▸ REQUIRED WORK
Could the data underneath be repeated exactly, in full?

#### SUPPLIED ENTRIES ####

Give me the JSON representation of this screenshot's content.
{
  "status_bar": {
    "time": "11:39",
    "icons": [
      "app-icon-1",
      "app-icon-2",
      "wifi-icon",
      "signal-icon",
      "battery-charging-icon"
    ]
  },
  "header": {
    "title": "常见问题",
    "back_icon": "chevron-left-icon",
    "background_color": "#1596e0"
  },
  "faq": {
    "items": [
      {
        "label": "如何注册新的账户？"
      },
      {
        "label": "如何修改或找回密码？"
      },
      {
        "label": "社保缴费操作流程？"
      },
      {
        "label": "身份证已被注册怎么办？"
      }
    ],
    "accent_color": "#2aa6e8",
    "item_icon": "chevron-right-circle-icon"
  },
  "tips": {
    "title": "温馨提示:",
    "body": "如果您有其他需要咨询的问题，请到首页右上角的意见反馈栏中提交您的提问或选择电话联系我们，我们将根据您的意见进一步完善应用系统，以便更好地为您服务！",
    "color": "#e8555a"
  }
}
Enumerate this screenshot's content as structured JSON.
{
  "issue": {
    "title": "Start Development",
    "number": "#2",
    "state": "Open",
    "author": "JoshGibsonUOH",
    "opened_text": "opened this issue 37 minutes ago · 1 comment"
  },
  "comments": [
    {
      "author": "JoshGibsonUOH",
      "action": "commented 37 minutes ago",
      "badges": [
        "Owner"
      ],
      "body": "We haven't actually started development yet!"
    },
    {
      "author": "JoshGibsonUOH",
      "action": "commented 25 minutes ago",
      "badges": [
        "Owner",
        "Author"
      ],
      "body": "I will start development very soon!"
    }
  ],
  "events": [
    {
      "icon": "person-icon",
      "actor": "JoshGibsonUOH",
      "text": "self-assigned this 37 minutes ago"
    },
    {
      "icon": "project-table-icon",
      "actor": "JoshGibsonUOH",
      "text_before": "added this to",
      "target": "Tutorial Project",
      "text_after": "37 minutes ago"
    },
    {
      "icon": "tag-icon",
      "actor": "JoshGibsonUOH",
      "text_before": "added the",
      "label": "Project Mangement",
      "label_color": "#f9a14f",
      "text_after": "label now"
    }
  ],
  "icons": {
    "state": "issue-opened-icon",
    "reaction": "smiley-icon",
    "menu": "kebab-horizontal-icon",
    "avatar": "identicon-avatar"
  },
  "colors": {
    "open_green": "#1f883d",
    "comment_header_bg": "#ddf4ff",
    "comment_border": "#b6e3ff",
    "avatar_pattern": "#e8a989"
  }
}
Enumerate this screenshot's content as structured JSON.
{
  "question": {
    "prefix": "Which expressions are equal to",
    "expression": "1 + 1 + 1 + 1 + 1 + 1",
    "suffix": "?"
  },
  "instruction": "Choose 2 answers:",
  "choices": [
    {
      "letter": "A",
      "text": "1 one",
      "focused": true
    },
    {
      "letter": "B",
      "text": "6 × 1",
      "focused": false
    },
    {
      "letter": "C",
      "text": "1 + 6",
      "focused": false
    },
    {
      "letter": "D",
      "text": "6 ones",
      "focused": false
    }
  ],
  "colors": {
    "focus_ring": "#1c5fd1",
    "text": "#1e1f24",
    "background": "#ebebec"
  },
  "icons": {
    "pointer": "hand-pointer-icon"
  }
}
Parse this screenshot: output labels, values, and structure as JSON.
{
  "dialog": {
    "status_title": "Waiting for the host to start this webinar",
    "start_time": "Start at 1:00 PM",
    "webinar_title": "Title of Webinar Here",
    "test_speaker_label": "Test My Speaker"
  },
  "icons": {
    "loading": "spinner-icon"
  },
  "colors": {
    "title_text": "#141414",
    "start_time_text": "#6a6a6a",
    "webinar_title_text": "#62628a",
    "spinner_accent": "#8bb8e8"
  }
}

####

▸ RESULT OF THIS EXERCISE
Give me the JSON representation of this screenshot's content.
{
  "status_bar": {
    "time": "11:39",
    "icons": [
      "app-icon-1",
      "app-icon-2",
      "wifi-icon",
      "signal-icon",
      "battery-charging-icon"
    ]
  },
  "header": {
    "title": "常见问题",
    "back_icon": "chevron-left-icon",
    "background_color": "#1596e0"
  },
  "faq": {
    "items": [
      {
        "label": "如何注册新的账户？"
      },
      {
        "label": "如何修改或找回密码？"
      },
      {
        "label": "社保缴费操作流程？"
      },
      {
        "label": "身份证已被注册怎么办？"
      }
    ],
    "accent_color": "#2aa6e8",
    "item_icon": "chevron-right-circle-icon"
  },
  "tips": {
    "title": "温馨提示:",
    "body": "如果您有其他需要咨询的问题，请到首页右上角的意见反馈栏中提交您的提问或选择电话联系我们，我们将根据您的意见进一步完善应用系统，以便更好地为您服务！",
    "color": "#e8555a"
  }
}
Enumerate this screenshot's content as structured JSON.
{
  "issue": {
    "title": "Start Development",
    "number": "#2",
    "state": "Open",
    "author": "JoshGibsonUOH",
    "opened_text": "opened this issue 37 minutes ago · 1 comment"
  },
  "comments": [
    {
      "author": "JoshGibsonUOH",
      "action": "commented 37 minutes ago",
      "badges": [
        "Owner"
      ],
      "body": "We haven't actually started development yet!"
    },
    {
      "author": "JoshGibsonUOH",
      "action": "commented 25 minutes ago",
      "badges": [
        "Owner",
        "Author"
      ],
      "body": "I will start development very soon!"
    }
  ],
  "events": [
    {
      "icon": "person-icon",
      "actor": "JoshGibsonUOH",
      "text": "self-assigned this 37 minutes ago"
    },
    {
      "icon": "project-table-icon",
      "actor": "JoshGibsonUOH",
      "text_before": "added this to",
      "target": "Tutorial Project",
      "text_after": "37 minutes ago"
    },
    {
      "icon": "tag-icon",
      "actor": "JoshGibsonUOH",
      "text_before": "added the",
      "label": "Project Mangement",
      "label_color": "#f9a14f",
      "text_after": "label now"
    }
  ],
  "icons": {
    "state": "issue-opened-icon",
    "reaction": "smiley-icon",
    "menu": "kebab-horizontal-icon",
    "avatar": "identicon-avatar"
  },
  "colors": {
    "open_green": "#1f883d",
    "comment_header_bg": "#ddf4ff",
    "comment_border": "#b6e3ff",
    "avatar_pattern": "#e8a989"
  }
}
Enumerate this screenshot's content as structured JSON.
{
  "question": {
    "prefix": "Which expressions are equal to",
    "expression": "1 + 1 + 1 + 1 + 1 + 1",
    "suffix": "?"
  },
  "instruction": "Choose 2 answers:",
  "choices": [
    {
      "letter": "A",
      "text": "1 one",
      "focused": true
    },
    {
      "letter": "B",
      "text": "6 × 1",
      "focused": false
    },
    {
      "letter": "C",
      "text": "1 + 6",
      "focused": false
    },
    {
      "letter": "D",
      "text": "6 ones",
      "focused": false
    }
  ],
  "colors": {
    "focus_ring": "#1c5fd1",
    "text": "#1e1f24",
    "background": "#ebebec"
  },
  "icons": {
    "pointer": "hand-pointer-icon"
  }
}
Parse this screenshot: output labels, values, and structure as JSON.
{
  "dialog": {
    "status_title": "Waiting for the host to start this webinar",
    "start_time": "Start at 1:00 PM",
    "webinar_title": "Title of Webinar Here",
    "test_speaker_label": "Test My Speaker"
  },
  "icons": {
    "loading": "spinner-icon"
  },
  "colors": {
    "title_text": "#141414",
    "start_time_text": "#6a6a6a",
    "webinar_title_text": "#62628a",
    "spinner_accent": "#8bb8e8"
  }
}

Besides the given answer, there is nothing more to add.